If an entry holds a picture, leave the picture out and output everything else exactly.
====================
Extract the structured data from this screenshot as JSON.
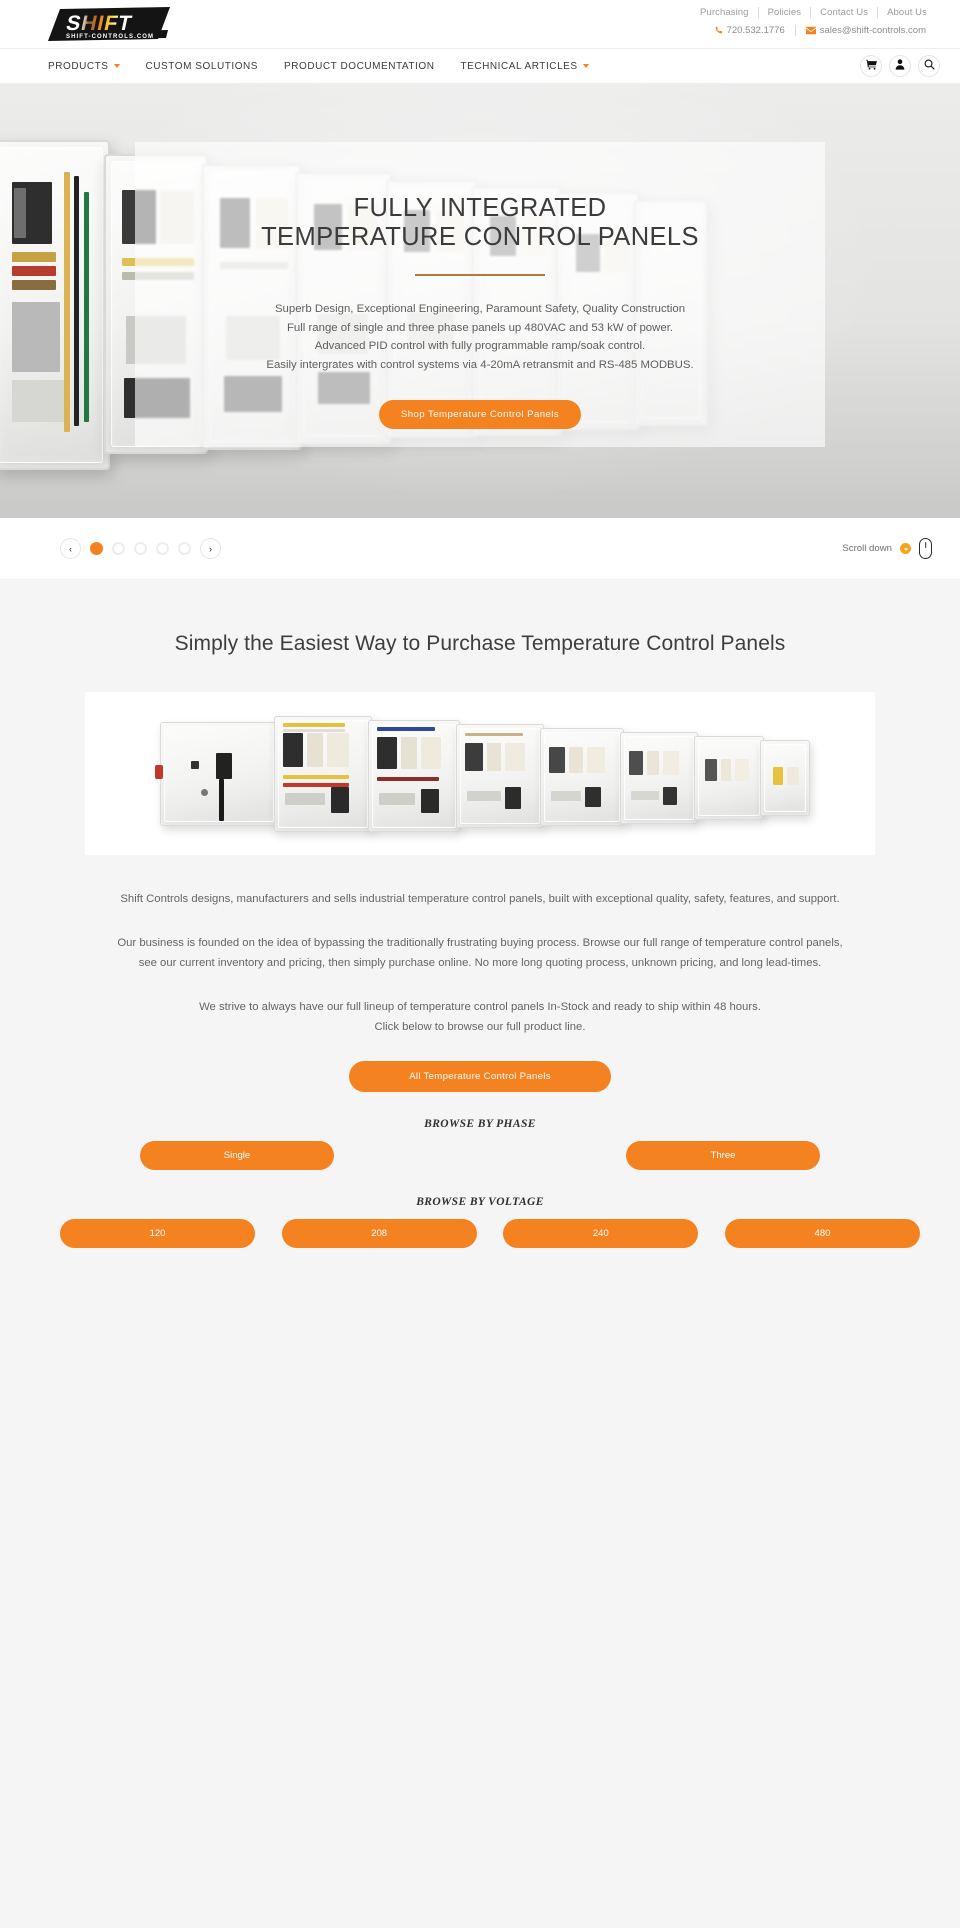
{
  "brand": {
    "logo_text": "SHIFT",
    "logo_sub": "SHIFT-CONTROLS.COM"
  },
  "topbar": {
    "links": [
      {
        "label": "Purchasing"
      },
      {
        "label": "Policies"
      },
      {
        "label": "Contact Us"
      },
      {
        "label": "About Us"
      }
    ],
    "phone": "720.532.1776",
    "phone_icon": "phone-icon",
    "email": "sales@shift-controls.com",
    "email_icon": "envelope-icon"
  },
  "nav": {
    "items": [
      {
        "label": "PRODUCTS",
        "caret": true
      },
      {
        "label": "CUSTOM SOLUTIONS",
        "caret": false
      },
      {
        "label": "PRODUCT DOCUMENTATION",
        "caret": false
      },
      {
        "label": "TECHNICAL ARTICLES",
        "caret": true
      }
    ],
    "icons": [
      {
        "name": "cart-icon"
      },
      {
        "name": "user-icon"
      },
      {
        "name": "search-icon"
      }
    ]
  },
  "hero": {
    "title_line1": "FULLY INTEGRATED",
    "title_line2": "TEMPERATURE CONTROL PANELS",
    "sub_lines": [
      "Superb Design, Exceptional Engineering, Paramount Safety, Quality Construction",
      "Full range of single and three phase panels up 480VAC and 53 kW of power.",
      "Advanced PID control with fully programmable ramp/soak control.",
      "Easily intergrates with control systems via 4-20mA retransmit and RS-485 MODBUS."
    ],
    "cta_label": "Shop Temperature Control Panels",
    "accent_color": "#f58220",
    "rule_color": "#b07a3a"
  },
  "carousel": {
    "prev_label": "‹",
    "next_label": "›",
    "slide_count": 5,
    "active_slide": 1,
    "scroll_label": "Scroll down",
    "scroll_icon": "arrow-down-circle-icon",
    "mouse_icon": "mouse-icon"
  },
  "main": {
    "section_title": "Simply the Easiest Way to Purchase Temperature Control Panels",
    "product_image_alt": "temperature-control-panel-lineup",
    "paragraphs": [
      "Shift Controls designs, manufacturers and sells industrial temperature control panels, built with exceptional quality, safety, features, and support.",
      "Our business is founded on the idea of bypassing the traditionally frustrating buying process. Browse our full range of temperature control panels,",
      "see our current inventory and pricing, then simply purchase online. No more long quoting process, unknown pricing, and long lead-times.",
      "We strive to always have our full lineup of temperature control panels In-Stock and ready to ship within 48 hours.",
      "Click below to browse our full product line."
    ],
    "all_panels_label": "All Temperature Control Panels",
    "browse_phase_label": "BROWSE BY PHASE",
    "phases": [
      {
        "label": "Single"
      },
      {
        "label": "Three"
      }
    ],
    "browse_voltage_label": "BROWSE BY VOLTAGE",
    "voltages": [
      {
        "label": "120"
      },
      {
        "label": "208"
      },
      {
        "label": "240"
      },
      {
        "label": "480"
      }
    ]
  }
}
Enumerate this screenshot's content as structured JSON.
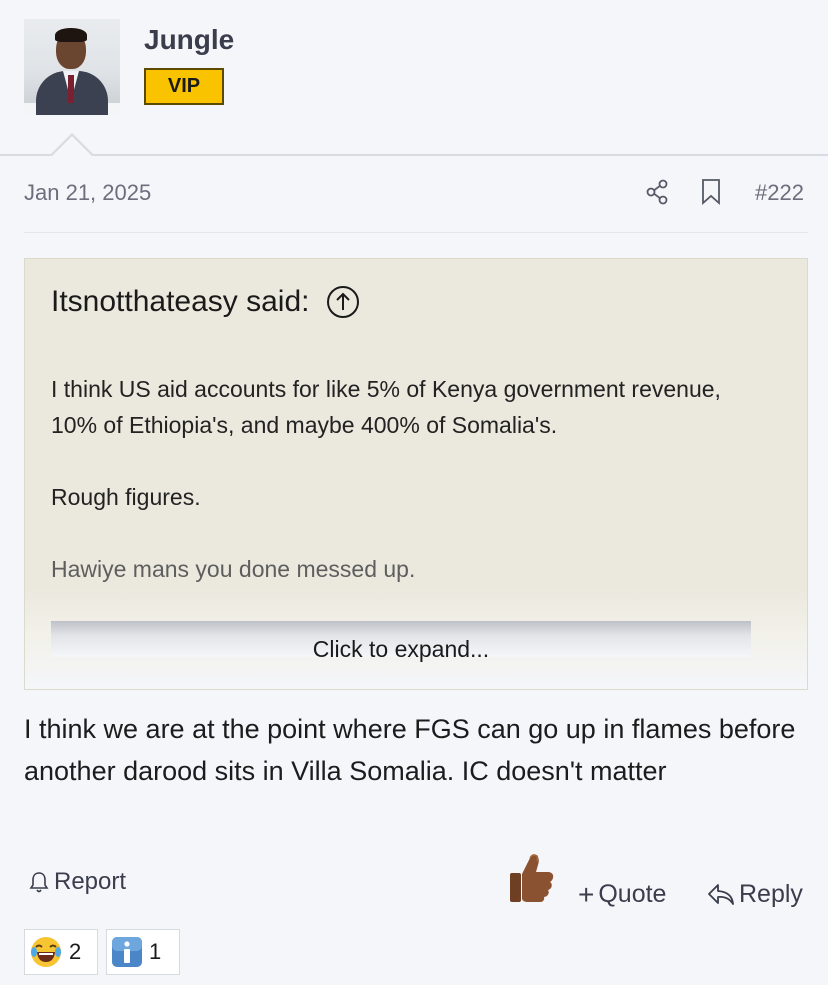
{
  "post": {
    "author": "Jungle",
    "badge": "VIP",
    "date": "Jan 21, 2025",
    "number": "#222",
    "icons": {
      "share": "share-icon",
      "bookmark": "bookmark-icon"
    }
  },
  "quote": {
    "author": "Itsnotthateasy said:",
    "paragraphs": [
      "I think US aid accounts for like 5% of Kenya government revenue, 10% of Ethiopia's, and maybe 400% of Somalia's.",
      "Rough figures.",
      "Hawiye mans you done messed up."
    ],
    "expand_label": "Click to expand..."
  },
  "body": "I think we are at the point where FGS can go up in flames before another darood sits in Villa Somalia. IC doesn't matter",
  "actions": {
    "report_label": "Report",
    "quote_label": "Quote",
    "reply_label": "Reply"
  },
  "reactions": [
    {
      "emoji": "😂",
      "count": "2"
    },
    {
      "emoji": "ℹ️",
      "count": "1"
    }
  ],
  "colors": {
    "vip": "#f9c300",
    "quote_bg": "#ebe9de",
    "page_bg": "#f5f6fa"
  }
}
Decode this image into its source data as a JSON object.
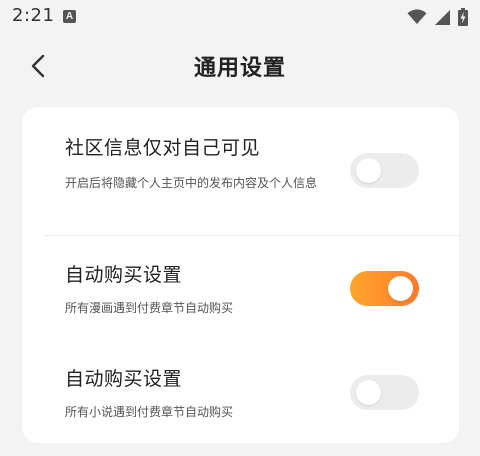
{
  "status_bar": {
    "time": "2:21",
    "notification_icon": "A"
  },
  "header": {
    "title": "通用设置"
  },
  "settings": [
    {
      "title": "社区信息仅对自己可见",
      "description": "开启后将隐藏个人主页中的发布内容及个人信息",
      "enabled": false
    },
    {
      "title": "自动购买设置",
      "description": "所有漫画遇到付费章节自动购买",
      "enabled": true
    },
    {
      "title": "自动购买设置",
      "description": "所有小说遇到付费章节自动购买",
      "enabled": false
    }
  ],
  "colors": {
    "toggle_on_start": "#ffa62a",
    "toggle_on_end": "#ff7a2e",
    "toggle_off": "#ececec"
  }
}
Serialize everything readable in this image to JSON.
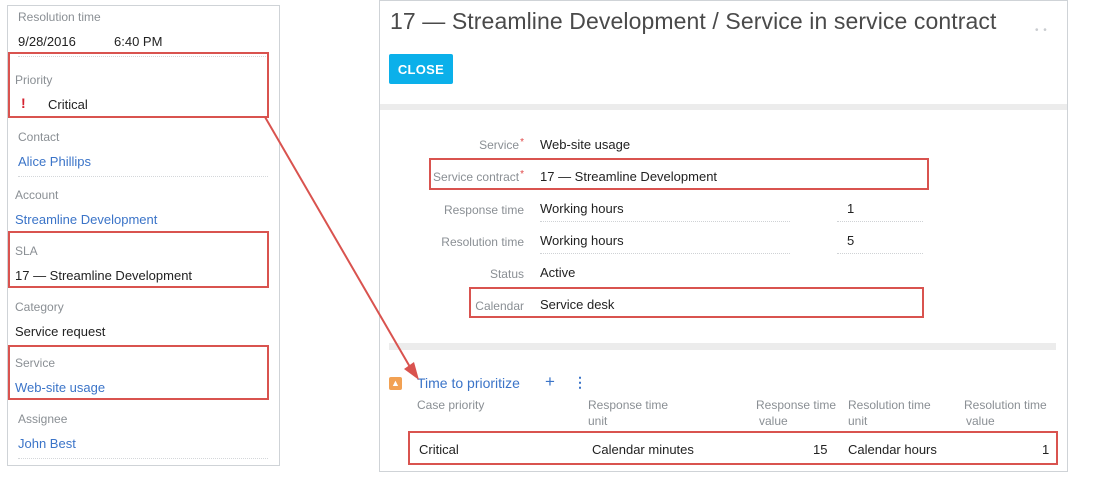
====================
Reply to the task:
Extract the structured data from this screenshot as JSON.
{
  "brand": {
    "logo_text": "SHIFT",
    "logo_sub": "SHIFT-CONTROLS.COM"
  },
  "topbar": {
    "links": [
      {
        "label": "Purchasing"
      },
      {
        "label": "Policies"
      },
      {
        "label": "Contact Us"
      },
      {
        "label": "About Us"
      }
    ],
    "phone": "720.532.1776",
    "phone_icon": "phone-icon",
    "email": "sales@shift-controls.com",
    "email_icon": "envelope-icon"
  },
  "nav": {
    "items": [
      {
        "label": "PRODUCTS",
        "caret": true
      },
      {
        "label": "CUSTOM SOLUTIONS",
        "caret": false
      },
      {
        "label": "PRODUCT DOCUMENTATION",
        "caret": false
      },
      {
        "label": "TECHNICAL ARTICLES",
        "caret": true
      }
    ],
    "icons": [
      {
        "name": "cart-icon"
      },
      {
        "name": "user-icon"
      },
      {
        "name": "search-icon"
      }
    ]
  },
  "hero": {
    "title_line1": "FULLY INTEGRATED",
    "title_line2": "TEMPERATURE CONTROL PANELS",
    "sub_lines": [
      "Superb Design, Exceptional Engineering, Paramount Safety, Quality Construction",
      "Full range of single and three phase panels up 480VAC and 53 kW of power.",
      "Advanced PID control with fully programmable ramp/soak control.",
      "Easily intergrates with control systems via 4-20mA retransmit and RS-485 MODBUS."
    ],
    "cta_label": "Shop Temperature Control Panels",
    "accent_color": "#f58220",
    "rule_color": "#b07a3a"
  },
  "carousel": {
    "prev_label": "‹",
    "next_label": "›",
    "slide_count": 5,
    "active_slide": 1,
    "scroll_label": "Scroll down",
    "scroll_icon": "arrow-down-circle-icon",
    "mouse_icon": "mouse-icon"
  },
  "main": {
    "section_title": "Simply the Easiest Way to Purchase Temperature Control Panels",
    "product_image_alt": "temperature-control-panel-lineup",
    "paragraphs": [
      "Shift Controls designs, manufacturers and sells industrial temperature control panels, built with exceptional quality, safety, features, and support.",
      "Our business is founded on the idea of bypassing the traditionally frustrating buying process. Browse our full range of temperature control panels,",
      "see our current inventory and pricing, then simply purchase online. No more long quoting process, unknown pricing, and long lead-times.",
      "We strive to always have our full lineup of temperature control panels In-Stock and ready to ship within 48 hours.",
      "Click below to browse our full product line."
    ],
    "all_panels_label": "All Temperature Control Panels",
    "browse_phase_label": "BROWSE BY PHASE",
    "phases": [
      {
        "label": "Single"
      },
      {
        "label": "Three"
      }
    ],
    "browse_voltage_label": "BROWSE BY VOLTAGE",
    "voltages": [
      {
        "label": "120"
      },
      {
        "label": "208"
      },
      {
        "label": "240"
      },
      {
        "label": "480"
      }
    ]
  }
}
Enumerate this screenshot's content as structured JSON.
{
  "post": {
    "author": "Jungle",
    "badge": "VIP",
    "date": "Jan 21, 2025",
    "number": "#222",
    "icons": {
      "share": "share-icon",
      "bookmark": "bookmark-icon"
    }
  },
  "quote": {
    "author": "Itsnotthateasy said:",
    "paragraphs": [
      "I think US aid accounts for like 5% of Kenya government revenue, 10% of Ethiopia's, and maybe 400% of Somalia's.",
      "Rough figures.",
      "Hawiye mans you done messed up."
    ],
    "expand_label": "Click to expand..."
  },
  "body": "I think we are at the point where FGS can go up in flames before another darood sits in Villa Somalia. IC doesn't matter",
  "actions": {
    "report_label": "Report",
    "quote_label": "Quote",
    "reply_label": "Reply"
  },
  "reactions": [
    {
      "emoji": "😂",
      "count": "2"
    },
    {
      "emoji": "ℹ️",
      "count": "1"
    }
  ],
  "colors": {
    "vip": "#f9c300",
    "quote_bg": "#ebe9de",
    "page_bg": "#f5f6fa"
  }
}
Decode this image into its source data as a JSON object.
{
  "status_bar": {
    "time": "2:21",
    "notification_icon": "A"
  },
  "header": {
    "title": "通用设置"
  },
  "settings": [
    {
      "title": "社区信息仅对自己可见",
      "description": "开启后将隐藏个人主页中的发布内容及个人信息",
      "enabled": false
    },
    {
      "title": "自动购买设置",
      "description": "所有漫画遇到付费章节自动购买",
      "enabled": true
    },
    {
      "title": "自动购买设置",
      "description": "所有小说遇到付费章节自动购买",
      "enabled": false
    }
  ],
  "colors": {
    "toggle_on_start": "#ffa62a",
    "toggle_on_end": "#ff7a2e",
    "toggle_off": "#ececec"
  }
}
Serialize everything readable in this image to JSON.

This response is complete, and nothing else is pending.